Paul Lewis of Radio 4’s Money Box programme has many admirers among IFAs, particularly for the sterling work he has done in raising consumers’ awareness of financial matters.
While not always an advocate of advisers, and with a fondness for using his articles to set a cat among the IFA pigeons, his comments often contain useful insights.
In it, he suggests advisers might have a “genuine stake” in getting the very best possible return for clients if they were paid a percentage of the client’s profit, rather than of the amount invested.
Frankly, this demonstrates that he has a fundamental misunderstanding of the role of the adviser and the whole purpose of financial planning.
The IFAs I have met and worked with over the past four decades have, almost without exception, been dedicated to getting the best outcome for clients and providing the very highest level of service on a continuing basis so their clients can enjoy the security and peace of mind that sound financial planning can provide.
Unfortunately, Mr Lewis appears to equate the highest level of service with the highest amount of profit. Any adviser worth their salt would tell him that this is rarely the case.
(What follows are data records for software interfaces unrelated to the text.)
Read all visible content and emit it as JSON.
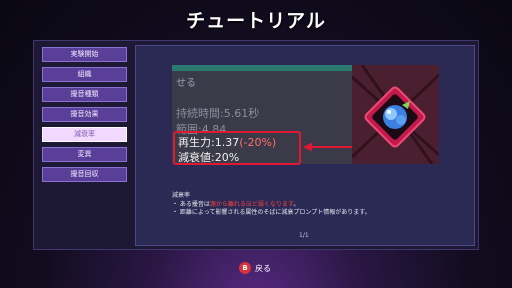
{
  "title": "チュートリアル",
  "sidebar": {
    "items": [
      {
        "label": "実験開始",
        "active": false
      },
      {
        "label": "組織",
        "active": false
      },
      {
        "label": "擾音種類",
        "active": false
      },
      {
        "label": "擾音効果",
        "active": false
      },
      {
        "label": "減衰率",
        "active": true
      },
      {
        "label": "変異",
        "active": false
      },
      {
        "label": "擾音回収",
        "active": false
      }
    ]
  },
  "preview": {
    "header": "せる",
    "duration": "持続時間:5.61秒",
    "range": "範囲:4.84",
    "regen_label": "再生力:1.37",
    "regen_delta": "(-20%)",
    "decay": "減衰値:20%"
  },
  "description": {
    "title": "減衰率",
    "line1_pre": "・ ある擾音は",
    "line1_em": "源から離れるほど弱くなります",
    "line1_post": "。",
    "line2": "・ 距離によって影響される属性のそばに減衰プロンプト情報があります。"
  },
  "pagination": "1/1",
  "footer": {
    "button_glyph": "B",
    "back_label": "戻る"
  },
  "colors": {
    "highlight": "#e01835",
    "active_tab": "#f0d8ff",
    "accent": "#5a3f98"
  }
}
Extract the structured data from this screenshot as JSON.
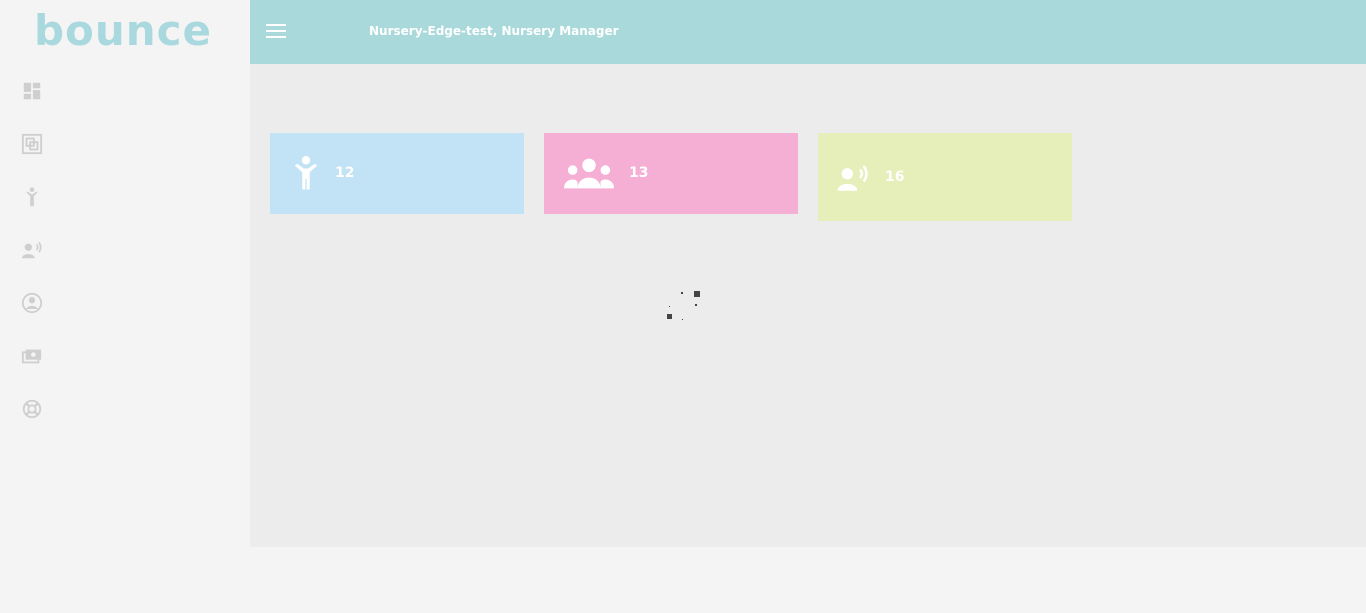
{
  "app": {
    "logo_text": "bounce"
  },
  "header": {
    "title": "Nursery-Edge-test, Nursery Manager"
  },
  "sidebar": {
    "items": [
      {
        "icon": "dashboard-icon"
      },
      {
        "icon": "gallery-icon"
      },
      {
        "icon": "child-icon"
      },
      {
        "icon": "parent-voice-icon"
      },
      {
        "icon": "profile-icon"
      },
      {
        "icon": "payments-icon"
      },
      {
        "icon": "support-icon"
      }
    ]
  },
  "stats": {
    "children_count": "12",
    "staff_count": "13",
    "parents_count": "16"
  },
  "colors": {
    "header_bg": "#aad9dc",
    "children_card": "#c2e2f5",
    "staff_card": "#f5aed4",
    "parents_card": "#e6eeb9",
    "logo": "#a9d9de"
  }
}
The highest level of service means delivering what the client needs and what is most appropriate for their individual circumstances, not chasing performance with all the risks such an approach entails.
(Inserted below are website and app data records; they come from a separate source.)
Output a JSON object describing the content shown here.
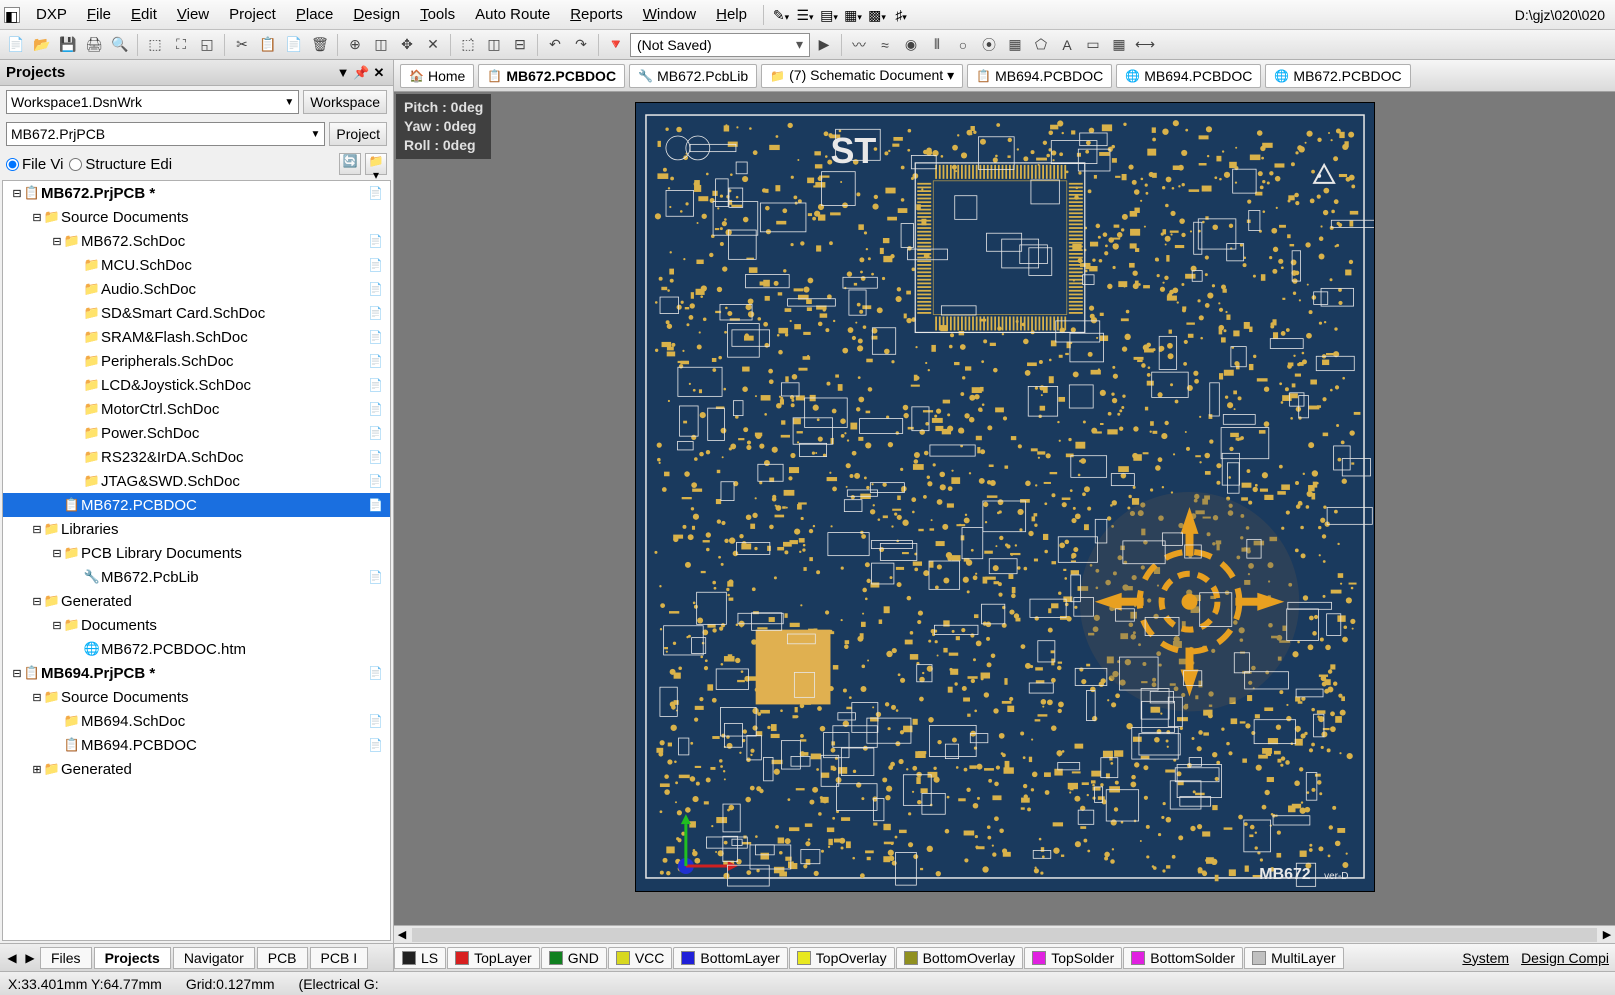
{
  "menubar": {
    "items": [
      "DXP",
      "File",
      "Edit",
      "View",
      "Project",
      "Place",
      "Design",
      "Tools",
      "Auto Route",
      "Reports",
      "Window",
      "Help"
    ],
    "hotchars": [
      -1,
      0,
      0,
      0,
      3,
      0,
      0,
      0,
      -1,
      0,
      0,
      0
    ],
    "path": "D:\\gjz\\020\\020"
  },
  "toolbar": {
    "not_saved": "(Not Saved)"
  },
  "projects_panel": {
    "title": "Projects",
    "workspace_value": "Workspace1.DsnWrk",
    "workspace_btn": "Workspace",
    "project_value": "MB672.PrjPCB",
    "project_btn": "Project",
    "radio_file": "File Vi",
    "radio_struct": "Structure Edi"
  },
  "tree": [
    {
      "indent": 0,
      "exp": "⊟",
      "icon": "📋",
      "iconc": "i-pcb",
      "label": "MB672.PrjPCB *",
      "bold": true,
      "right": "📄",
      "rightc": "i-red"
    },
    {
      "indent": 1,
      "exp": "⊟",
      "icon": "📁",
      "iconc": "i-fold",
      "label": "Source Documents"
    },
    {
      "indent": 2,
      "exp": "⊟",
      "icon": "📁",
      "iconc": "i-fold",
      "label": "MB672.SchDoc",
      "right": "📄"
    },
    {
      "indent": 3,
      "icon": "📁",
      "iconc": "i-fold",
      "label": "MCU.SchDoc",
      "right": "📄"
    },
    {
      "indent": 3,
      "icon": "📁",
      "iconc": "i-fold",
      "label": "Audio.SchDoc",
      "right": "📄"
    },
    {
      "indent": 3,
      "icon": "📁",
      "iconc": "i-fold",
      "label": "SD&Smart Card.SchDoc",
      "right": "📄"
    },
    {
      "indent": 3,
      "icon": "📁",
      "iconc": "i-fold",
      "label": "SRAM&Flash.SchDoc",
      "right": "📄"
    },
    {
      "indent": 3,
      "icon": "📁",
      "iconc": "i-fold",
      "label": "Peripherals.SchDoc",
      "right": "📄"
    },
    {
      "indent": 3,
      "icon": "📁",
      "iconc": "i-fold",
      "label": "LCD&Joystick.SchDoc",
      "right": "📄"
    },
    {
      "indent": 3,
      "icon": "📁",
      "iconc": "i-fold",
      "label": "MotorCtrl.SchDoc",
      "right": "📄"
    },
    {
      "indent": 3,
      "icon": "📁",
      "iconc": "i-fold",
      "label": "Power.SchDoc",
      "right": "📄"
    },
    {
      "indent": 3,
      "icon": "📁",
      "iconc": "i-fold",
      "label": "RS232&IrDA.SchDoc",
      "right": "📄"
    },
    {
      "indent": 3,
      "icon": "📁",
      "iconc": "i-fold",
      "label": "JTAG&SWD.SchDoc",
      "right": "📄"
    },
    {
      "indent": 2,
      "icon": "📋",
      "iconc": "i-pcb",
      "label": "MB672.PCBDOC",
      "right": "📄",
      "selected": true
    },
    {
      "indent": 1,
      "exp": "⊟",
      "icon": "📁",
      "iconc": "i-fold",
      "label": "Libraries"
    },
    {
      "indent": 2,
      "exp": "⊟",
      "icon": "📁",
      "iconc": "i-fold",
      "label": "PCB Library Documents"
    },
    {
      "indent": 3,
      "icon": "🔧",
      "iconc": "i-sch",
      "label": "MB672.PcbLib",
      "right": "📄"
    },
    {
      "indent": 1,
      "exp": "⊟",
      "icon": "📁",
      "iconc": "i-fold",
      "label": "Generated"
    },
    {
      "indent": 2,
      "exp": "⊟",
      "icon": "📁",
      "iconc": "i-fold",
      "label": "Documents"
    },
    {
      "indent": 3,
      "icon": "🌐",
      "iconc": "i-sch",
      "label": "MB672.PCBDOC.htm"
    },
    {
      "indent": 0,
      "exp": "⊟",
      "icon": "📋",
      "iconc": "i-pcb",
      "label": "MB694.PrjPCB *",
      "bold": true,
      "right": "📄",
      "rightc": "i-red"
    },
    {
      "indent": 1,
      "exp": "⊟",
      "icon": "📁",
      "iconc": "i-fold",
      "label": "Source Documents"
    },
    {
      "indent": 2,
      "icon": "📁",
      "iconc": "i-fold",
      "label": "MB694.SchDoc",
      "right": "📄"
    },
    {
      "indent": 2,
      "icon": "📋",
      "iconc": "i-pcb",
      "label": "MB694.PCBDOC",
      "right": "📄"
    },
    {
      "indent": 1,
      "exp": "⊞",
      "icon": "📁",
      "iconc": "i-fold",
      "label": "Generated"
    }
  ],
  "doc_tabs": [
    {
      "icon": "🏠",
      "label": "Home",
      "home": true
    },
    {
      "icon": "📋",
      "label": "MB672.PCBDOC",
      "active": true
    },
    {
      "icon": "🔧",
      "label": "MB672.PcbLib"
    },
    {
      "icon": "📁",
      "label": "(7) Schematic Document ▾"
    },
    {
      "icon": "📋",
      "label": "MB694.PCBDOC"
    },
    {
      "icon": "🌐",
      "label": "MB694.PCBDOC"
    },
    {
      "icon": "🌐",
      "label": "MB672.PCBDOC"
    }
  ],
  "hud": {
    "pitch": "Pitch : 0deg",
    "yaw": "Yaw  : 0deg",
    "roll": "Roll : 0deg"
  },
  "board": {
    "logo": "ST",
    "name": "MB672",
    "rev": "ver-D"
  },
  "layers": [
    {
      "color": "#202020",
      "label": "LS"
    },
    {
      "color": "#d82020",
      "label": "TopLayer"
    },
    {
      "color": "#108020",
      "label": "GND"
    },
    {
      "color": "#d8d820",
      "label": "VCC"
    },
    {
      "color": "#2020d8",
      "label": "BottomLayer"
    },
    {
      "color": "#e8e820",
      "label": "TopOverlay"
    },
    {
      "color": "#909020",
      "label": "BottomOverlay"
    },
    {
      "color": "#e020e0",
      "label": "TopSolder"
    },
    {
      "color": "#e020e0",
      "label": "BottomSolder"
    },
    {
      "color": "#c0c0c0",
      "label": "MultiLayer"
    }
  ],
  "panel_tabs": [
    "Files",
    "Projects",
    "Navigator",
    "PCB",
    "PCB I"
  ],
  "panel_tabs_active": 1,
  "sys_menus": [
    "System",
    "Design Compi"
  ],
  "status": {
    "xy": "X:33.401mm Y:64.77mm",
    "grid": "Grid:0.127mm",
    "snap": "(Electrical G:"
  }
}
Financial planning starts with the adviser getting to know their client and understanding their individual circumstances and objectives which, along with their attitude to risk, defines what ‘results’ mean to them.
In short, he disregards what an adviser does to add value at every step of the relationship with a client.
Mr Lewis’s proposed model is not only undesirable, but also the FCA would have kittens if it was suggested that we unpick all that it – and we – have done to enhance the public’s perception of financial advisers.
I am always happy to discuss the invaluable work provided by IFAs and would be delighted if Mr Lewis wanted to get in touch to find out more about the way the advice process works and why, for most clients, achieving the highest return is not the best indicator of a job well done.
Ken Davy is chairman of SimplyBiz Group